It's crazy to think about, but the Milky Way galaxy is insignificantly-small compared to the rest of the universe. What's more is the Milky Way might reside in the center of a giant cosmic void - one of the largest known.
As you explore the universe, you find clusters of filaments and pockets of empty voids between them. Most galaxies reside inside of these filaments, but strangely enough, the Milky Way seems to be right smack in the middle of one of these voids.
Although it's a tranquil place for the Milky Way to reside, voids like these can have implications for how astronomers observe the universe. For example, gravitational forces originating from the surrounding filaments could influence how we calculate universe expansion or the distance of other stars from Earth.
Astronomers also seem to think that, as a direct result of residing inside of a cosmic void, Earth has darker skies than planets from other galaxies might have.
There's still much to learn about the universe, but advancements in space observation technology are underway that will help us answer the many questions that we have.

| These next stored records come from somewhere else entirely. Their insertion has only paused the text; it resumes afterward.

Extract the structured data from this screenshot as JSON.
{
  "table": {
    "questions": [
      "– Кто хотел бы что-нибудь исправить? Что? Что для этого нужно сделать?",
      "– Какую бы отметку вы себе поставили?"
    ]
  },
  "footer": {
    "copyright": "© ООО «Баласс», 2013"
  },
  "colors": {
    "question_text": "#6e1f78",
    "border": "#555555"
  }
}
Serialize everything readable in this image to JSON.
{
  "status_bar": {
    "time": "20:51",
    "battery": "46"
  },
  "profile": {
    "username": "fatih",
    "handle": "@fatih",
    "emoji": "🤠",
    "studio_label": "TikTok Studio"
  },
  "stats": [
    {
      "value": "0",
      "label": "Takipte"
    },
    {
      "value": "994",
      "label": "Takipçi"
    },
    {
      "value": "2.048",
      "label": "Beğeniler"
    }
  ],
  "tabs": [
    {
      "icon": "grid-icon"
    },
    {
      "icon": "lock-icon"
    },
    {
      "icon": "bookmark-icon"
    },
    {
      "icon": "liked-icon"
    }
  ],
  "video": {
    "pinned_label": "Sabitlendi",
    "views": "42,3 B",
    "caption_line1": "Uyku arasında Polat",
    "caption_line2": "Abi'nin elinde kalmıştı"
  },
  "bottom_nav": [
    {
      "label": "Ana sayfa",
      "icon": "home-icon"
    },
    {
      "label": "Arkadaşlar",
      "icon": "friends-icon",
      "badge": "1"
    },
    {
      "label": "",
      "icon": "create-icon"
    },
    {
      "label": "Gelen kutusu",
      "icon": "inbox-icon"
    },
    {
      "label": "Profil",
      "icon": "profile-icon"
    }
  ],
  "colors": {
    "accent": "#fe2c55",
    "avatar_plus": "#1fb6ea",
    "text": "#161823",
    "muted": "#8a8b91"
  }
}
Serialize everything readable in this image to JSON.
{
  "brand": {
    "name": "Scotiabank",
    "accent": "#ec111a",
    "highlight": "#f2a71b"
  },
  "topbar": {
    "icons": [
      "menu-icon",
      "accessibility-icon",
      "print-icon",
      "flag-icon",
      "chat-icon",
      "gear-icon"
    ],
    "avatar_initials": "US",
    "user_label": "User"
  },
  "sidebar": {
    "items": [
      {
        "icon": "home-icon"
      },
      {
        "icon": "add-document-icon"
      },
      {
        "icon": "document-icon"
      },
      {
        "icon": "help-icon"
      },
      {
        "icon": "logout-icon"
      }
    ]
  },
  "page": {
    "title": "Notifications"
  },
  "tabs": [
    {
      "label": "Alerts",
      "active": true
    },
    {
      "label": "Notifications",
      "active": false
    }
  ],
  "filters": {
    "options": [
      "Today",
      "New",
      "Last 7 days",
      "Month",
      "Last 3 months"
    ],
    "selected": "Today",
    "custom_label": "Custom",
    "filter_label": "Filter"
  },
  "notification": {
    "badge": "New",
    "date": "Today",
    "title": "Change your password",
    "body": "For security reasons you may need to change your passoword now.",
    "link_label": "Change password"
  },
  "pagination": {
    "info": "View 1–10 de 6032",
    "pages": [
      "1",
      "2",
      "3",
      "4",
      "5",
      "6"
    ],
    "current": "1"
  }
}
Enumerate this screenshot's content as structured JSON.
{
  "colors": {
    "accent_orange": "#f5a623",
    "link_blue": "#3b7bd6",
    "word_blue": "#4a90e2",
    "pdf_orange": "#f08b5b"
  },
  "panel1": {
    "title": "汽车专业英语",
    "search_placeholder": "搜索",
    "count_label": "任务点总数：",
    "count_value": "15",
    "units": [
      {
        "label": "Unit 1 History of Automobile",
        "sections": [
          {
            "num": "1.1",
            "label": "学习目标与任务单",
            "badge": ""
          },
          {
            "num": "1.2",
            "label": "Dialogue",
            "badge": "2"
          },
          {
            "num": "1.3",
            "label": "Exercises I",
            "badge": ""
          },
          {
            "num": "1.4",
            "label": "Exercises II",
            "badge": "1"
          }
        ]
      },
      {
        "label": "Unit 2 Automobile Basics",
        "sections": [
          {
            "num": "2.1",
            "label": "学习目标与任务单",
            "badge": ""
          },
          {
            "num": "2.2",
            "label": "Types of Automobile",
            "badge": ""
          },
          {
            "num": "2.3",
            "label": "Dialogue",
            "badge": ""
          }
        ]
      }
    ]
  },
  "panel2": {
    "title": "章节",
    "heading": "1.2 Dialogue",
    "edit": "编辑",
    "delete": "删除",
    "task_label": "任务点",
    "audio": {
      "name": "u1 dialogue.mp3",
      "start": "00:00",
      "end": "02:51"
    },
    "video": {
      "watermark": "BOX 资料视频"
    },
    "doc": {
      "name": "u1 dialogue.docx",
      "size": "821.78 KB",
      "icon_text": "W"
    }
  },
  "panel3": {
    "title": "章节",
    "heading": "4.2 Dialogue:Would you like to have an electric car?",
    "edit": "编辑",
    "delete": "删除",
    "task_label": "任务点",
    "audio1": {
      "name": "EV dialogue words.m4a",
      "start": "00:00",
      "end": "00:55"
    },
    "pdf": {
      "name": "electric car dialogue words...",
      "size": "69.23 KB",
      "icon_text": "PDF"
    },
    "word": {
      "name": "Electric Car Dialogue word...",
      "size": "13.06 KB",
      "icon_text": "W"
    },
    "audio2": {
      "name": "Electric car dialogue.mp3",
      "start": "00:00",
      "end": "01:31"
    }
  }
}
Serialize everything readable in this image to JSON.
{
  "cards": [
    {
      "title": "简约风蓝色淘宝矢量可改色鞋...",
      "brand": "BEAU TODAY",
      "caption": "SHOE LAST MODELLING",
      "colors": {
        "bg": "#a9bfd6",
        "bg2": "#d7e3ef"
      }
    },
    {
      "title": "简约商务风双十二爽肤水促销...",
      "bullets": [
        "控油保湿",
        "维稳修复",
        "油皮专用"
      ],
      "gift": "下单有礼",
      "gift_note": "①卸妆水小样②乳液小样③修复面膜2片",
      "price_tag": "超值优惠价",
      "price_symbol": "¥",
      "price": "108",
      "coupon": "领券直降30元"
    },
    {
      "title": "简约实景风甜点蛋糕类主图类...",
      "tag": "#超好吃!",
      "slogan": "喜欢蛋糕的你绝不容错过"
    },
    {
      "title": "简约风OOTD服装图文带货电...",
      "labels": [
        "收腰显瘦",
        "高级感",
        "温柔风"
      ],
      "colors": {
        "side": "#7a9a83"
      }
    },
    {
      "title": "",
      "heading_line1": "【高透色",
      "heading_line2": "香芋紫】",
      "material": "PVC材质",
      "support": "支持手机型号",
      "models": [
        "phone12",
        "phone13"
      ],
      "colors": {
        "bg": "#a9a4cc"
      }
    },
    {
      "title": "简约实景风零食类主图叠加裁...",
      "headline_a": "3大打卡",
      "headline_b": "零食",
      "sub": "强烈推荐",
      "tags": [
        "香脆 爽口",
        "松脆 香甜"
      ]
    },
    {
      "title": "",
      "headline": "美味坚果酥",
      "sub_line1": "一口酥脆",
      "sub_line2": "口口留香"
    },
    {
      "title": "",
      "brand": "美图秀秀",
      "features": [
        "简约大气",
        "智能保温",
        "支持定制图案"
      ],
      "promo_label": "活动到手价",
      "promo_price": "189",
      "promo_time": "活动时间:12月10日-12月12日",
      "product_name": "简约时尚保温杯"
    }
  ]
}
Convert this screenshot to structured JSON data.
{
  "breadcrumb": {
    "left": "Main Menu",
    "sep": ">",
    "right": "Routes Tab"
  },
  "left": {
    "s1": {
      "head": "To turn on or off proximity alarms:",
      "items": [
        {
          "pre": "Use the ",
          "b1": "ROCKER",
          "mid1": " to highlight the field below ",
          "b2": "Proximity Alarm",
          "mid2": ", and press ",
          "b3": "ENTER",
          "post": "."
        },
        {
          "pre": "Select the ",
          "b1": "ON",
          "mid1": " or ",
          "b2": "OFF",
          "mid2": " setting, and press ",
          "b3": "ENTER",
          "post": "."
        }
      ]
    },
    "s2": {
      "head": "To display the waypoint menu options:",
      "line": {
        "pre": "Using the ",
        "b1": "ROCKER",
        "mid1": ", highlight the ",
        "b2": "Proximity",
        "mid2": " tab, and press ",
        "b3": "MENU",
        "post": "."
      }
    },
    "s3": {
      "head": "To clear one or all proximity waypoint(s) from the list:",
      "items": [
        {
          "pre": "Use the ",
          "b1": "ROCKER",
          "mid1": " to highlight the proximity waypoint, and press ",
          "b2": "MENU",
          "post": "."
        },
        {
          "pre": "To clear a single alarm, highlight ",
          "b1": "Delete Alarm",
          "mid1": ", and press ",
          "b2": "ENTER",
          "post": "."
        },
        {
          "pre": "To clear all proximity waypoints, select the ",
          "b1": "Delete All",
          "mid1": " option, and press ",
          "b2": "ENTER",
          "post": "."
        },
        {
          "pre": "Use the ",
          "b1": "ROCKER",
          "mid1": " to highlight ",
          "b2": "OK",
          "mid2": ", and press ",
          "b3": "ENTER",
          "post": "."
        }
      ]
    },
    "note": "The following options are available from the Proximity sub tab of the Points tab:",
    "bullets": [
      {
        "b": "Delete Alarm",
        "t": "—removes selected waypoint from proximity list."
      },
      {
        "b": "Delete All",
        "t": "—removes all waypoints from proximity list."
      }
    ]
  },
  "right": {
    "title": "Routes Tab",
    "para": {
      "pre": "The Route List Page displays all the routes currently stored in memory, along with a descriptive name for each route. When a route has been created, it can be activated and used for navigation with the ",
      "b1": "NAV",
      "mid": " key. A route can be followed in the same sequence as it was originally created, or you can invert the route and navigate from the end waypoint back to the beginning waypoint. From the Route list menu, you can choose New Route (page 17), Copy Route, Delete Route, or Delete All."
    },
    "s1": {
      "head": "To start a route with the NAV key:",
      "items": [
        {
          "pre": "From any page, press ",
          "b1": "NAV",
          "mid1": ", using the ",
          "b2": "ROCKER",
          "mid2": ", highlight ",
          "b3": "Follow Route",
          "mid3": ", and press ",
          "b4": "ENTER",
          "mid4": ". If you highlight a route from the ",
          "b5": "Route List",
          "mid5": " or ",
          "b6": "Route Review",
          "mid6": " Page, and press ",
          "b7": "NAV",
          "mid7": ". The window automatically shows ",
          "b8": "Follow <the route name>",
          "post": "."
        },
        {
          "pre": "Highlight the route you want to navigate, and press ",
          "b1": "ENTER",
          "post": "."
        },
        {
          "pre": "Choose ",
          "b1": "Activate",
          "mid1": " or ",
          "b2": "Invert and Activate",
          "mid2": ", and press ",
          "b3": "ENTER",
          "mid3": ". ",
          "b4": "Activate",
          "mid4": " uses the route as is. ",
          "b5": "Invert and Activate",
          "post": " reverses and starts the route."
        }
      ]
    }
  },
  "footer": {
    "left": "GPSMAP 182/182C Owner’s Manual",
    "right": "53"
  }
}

It should be interesting to see if we're still asking the same questions we are now in just five more short years.